▶ WHAT YOU NEED TO DO: Whatever appears in the entries must be given again exactly.

════

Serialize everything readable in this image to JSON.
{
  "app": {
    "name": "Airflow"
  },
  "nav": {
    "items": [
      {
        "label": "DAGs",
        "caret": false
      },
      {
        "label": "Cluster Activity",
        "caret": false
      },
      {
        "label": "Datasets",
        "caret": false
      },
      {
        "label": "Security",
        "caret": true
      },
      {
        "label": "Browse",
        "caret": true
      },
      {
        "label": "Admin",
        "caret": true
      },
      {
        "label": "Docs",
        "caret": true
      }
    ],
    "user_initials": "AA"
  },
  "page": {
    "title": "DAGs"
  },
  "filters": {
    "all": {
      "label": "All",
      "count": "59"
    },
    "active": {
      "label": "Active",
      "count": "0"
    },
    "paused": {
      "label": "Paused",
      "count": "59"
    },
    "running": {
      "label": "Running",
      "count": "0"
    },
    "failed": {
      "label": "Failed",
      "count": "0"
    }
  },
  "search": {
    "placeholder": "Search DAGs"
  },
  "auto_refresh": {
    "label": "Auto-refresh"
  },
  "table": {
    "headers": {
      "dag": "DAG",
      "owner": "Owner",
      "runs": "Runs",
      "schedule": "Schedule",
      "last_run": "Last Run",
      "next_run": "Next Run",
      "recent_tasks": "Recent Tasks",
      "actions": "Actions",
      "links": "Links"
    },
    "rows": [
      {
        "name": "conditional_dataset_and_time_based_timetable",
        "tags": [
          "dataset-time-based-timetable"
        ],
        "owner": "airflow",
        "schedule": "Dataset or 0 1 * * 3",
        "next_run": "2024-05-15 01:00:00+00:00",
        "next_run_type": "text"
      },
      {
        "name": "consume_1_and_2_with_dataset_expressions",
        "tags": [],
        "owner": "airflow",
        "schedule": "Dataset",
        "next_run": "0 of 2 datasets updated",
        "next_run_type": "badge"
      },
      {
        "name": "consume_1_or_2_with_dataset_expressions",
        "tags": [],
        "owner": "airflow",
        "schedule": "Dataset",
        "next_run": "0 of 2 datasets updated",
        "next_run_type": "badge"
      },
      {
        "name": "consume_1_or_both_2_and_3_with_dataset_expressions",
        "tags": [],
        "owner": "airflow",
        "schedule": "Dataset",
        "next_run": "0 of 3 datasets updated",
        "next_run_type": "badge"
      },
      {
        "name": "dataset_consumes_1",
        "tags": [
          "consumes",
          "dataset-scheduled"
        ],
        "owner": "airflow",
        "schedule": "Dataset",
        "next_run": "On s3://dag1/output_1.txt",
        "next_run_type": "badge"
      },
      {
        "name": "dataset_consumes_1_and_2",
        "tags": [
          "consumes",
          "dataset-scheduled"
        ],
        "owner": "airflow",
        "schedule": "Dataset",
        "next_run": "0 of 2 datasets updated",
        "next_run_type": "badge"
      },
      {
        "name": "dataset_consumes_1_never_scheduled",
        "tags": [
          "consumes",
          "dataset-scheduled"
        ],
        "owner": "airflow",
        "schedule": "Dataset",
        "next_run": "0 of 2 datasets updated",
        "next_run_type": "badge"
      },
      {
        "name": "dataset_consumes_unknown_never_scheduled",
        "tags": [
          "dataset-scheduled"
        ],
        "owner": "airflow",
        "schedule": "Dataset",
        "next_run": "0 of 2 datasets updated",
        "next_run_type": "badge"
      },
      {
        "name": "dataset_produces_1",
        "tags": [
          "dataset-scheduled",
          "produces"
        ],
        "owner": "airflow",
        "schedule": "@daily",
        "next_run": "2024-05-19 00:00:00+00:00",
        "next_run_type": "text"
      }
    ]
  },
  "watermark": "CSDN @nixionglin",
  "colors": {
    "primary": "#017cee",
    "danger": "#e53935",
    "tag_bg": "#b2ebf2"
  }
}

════

▶ EXERCISE OUTPUT:
Serialize everything readable in this image to JSON.
{
  "app": {
    "name": "Airflow"
  },
  "nav": {
    "items": [
      {
        "label": "DAGs",
        "caret": false
      },
      {
        "label": "Cluster Activity",
        "caret": false
      },
      {
        "label": "Datasets",
        "caret": false
      },
      {
        "label": "Security",
        "caret": true
      },
      {
        "label": "Browse",
        "caret": true
      },
      {
        "label": "Admin",
        "caret": true
      },
      {
        "label": "Docs",
        "caret": true
      }
    ],
    "user_initials": "AA"
  },
  "page": {
    "title": "DAGs"
  },
  "filters": {
    "all": {
      "label": "All",
      "count": "59"
    },
    "active": {
      "label": "Active",
      "count": "0"
    },
    "paused": {
      "label": "Paused",
      "count": "59"
    },
    "running": {
      "label": "Running",
      "count": "0"
    },
    "failed": {
      "label": "Failed",
      "count": "0"
    }
  },
  "search": {
    "placeholder": "Search DAGs"
  },
  "auto_refresh": {
    "label": "Auto-refresh"
  },
  "table": {
    "headers": {
      "dag": "DAG",
      "owner": "Owner",
      "runs": "Runs",
      "schedule": "Schedule",
      "last_run": "Last Run",
      "next_run": "Next Run",
      "recent_tasks": "Recent Tasks",
      "actions": "Actions",
      "links": "Links"
    },
    "rows": [
      {
        "name": "conditional_dataset_and_time_based_timetable",
        "tags": [
          "dataset-time-based-timetable"
        ],
        "owner": "airflow",
        "schedule": "Dataset or 0 1 * * 3",
        "next_run": "2024-05-15 01:00:00+00:00",
        "next_run_type": "text"
      },
      {
        "name": "consume_1_and_2_with_dataset_expressions",
        "tags": [],
        "owner": "airflow",
        "schedule": "Dataset",
        "next_run": "0 of 2 datasets updated",
        "next_run_type": "badge"
      },
      {
        "name": "consume_1_or_2_with_dataset_expressions",
        "tags": [],
        "owner": "airflow",
        "schedule": "Dataset",
        "next_run": "0 of 2 datasets updated",
        "next_run_type": "badge"
      },
      {
        "name": "consume_1_or_both_2_and_3_with_dataset_expressions",
        "tags": [],
        "owner": "airflow",
        "schedule": "Dataset",
        "next_run": "0 of 3 datasets updated",
        "next_run_type": "badge"
      },
      {
        "name": "dataset_consumes_1",
        "tags": [
          "consumes",
          "dataset-scheduled"
        ],
        "owner": "airflow",
        "schedule": "Dataset",
        "next_run": "On s3://dag1/output_1.txt",
        "next_run_type": "badge"
      },
      {
        "name": "dataset_consumes_1_and_2",
        "tags": [
          "consumes",
          "dataset-scheduled"
        ],
        "owner": "airflow",
        "schedule": "Dataset",
        "next_run": "0 of 2 datasets updated",
        "next_run_type": "badge"
      },
      {
        "name": "dataset_consumes_1_never_scheduled",
        "tags": [
          "consumes",
          "dataset-scheduled"
        ],
        "owner": "airflow",
        "schedule": "Dataset",
        "next_run": "0 of 2 datasets updated",
        "next_run_type": "badge"
      },
      {
        "name": "dataset_consumes_unknown_never_scheduled",
        "tags": [
          "dataset-scheduled"
        ],
        "owner": "airflow",
        "schedule": "Dataset",
        "next_run": "0 of 2 datasets updated",
        "next_run_type": "badge"
      },
      {
        "name": "dataset_produces_1",
        "tags": [
          "dataset-scheduled",
          "produces"
        ],
        "owner": "airflow",
        "schedule": "@daily",
        "next_run": "2024-05-19 00:00:00+00:00",
        "next_run_type": "text"
      }
    ]
  },
  "watermark": "CSDN @nixionglin",
  "colors": {
    "primary": "#017cee",
    "danger": "#e53935",
    "tag_bg": "#b2ebf2"
  }
}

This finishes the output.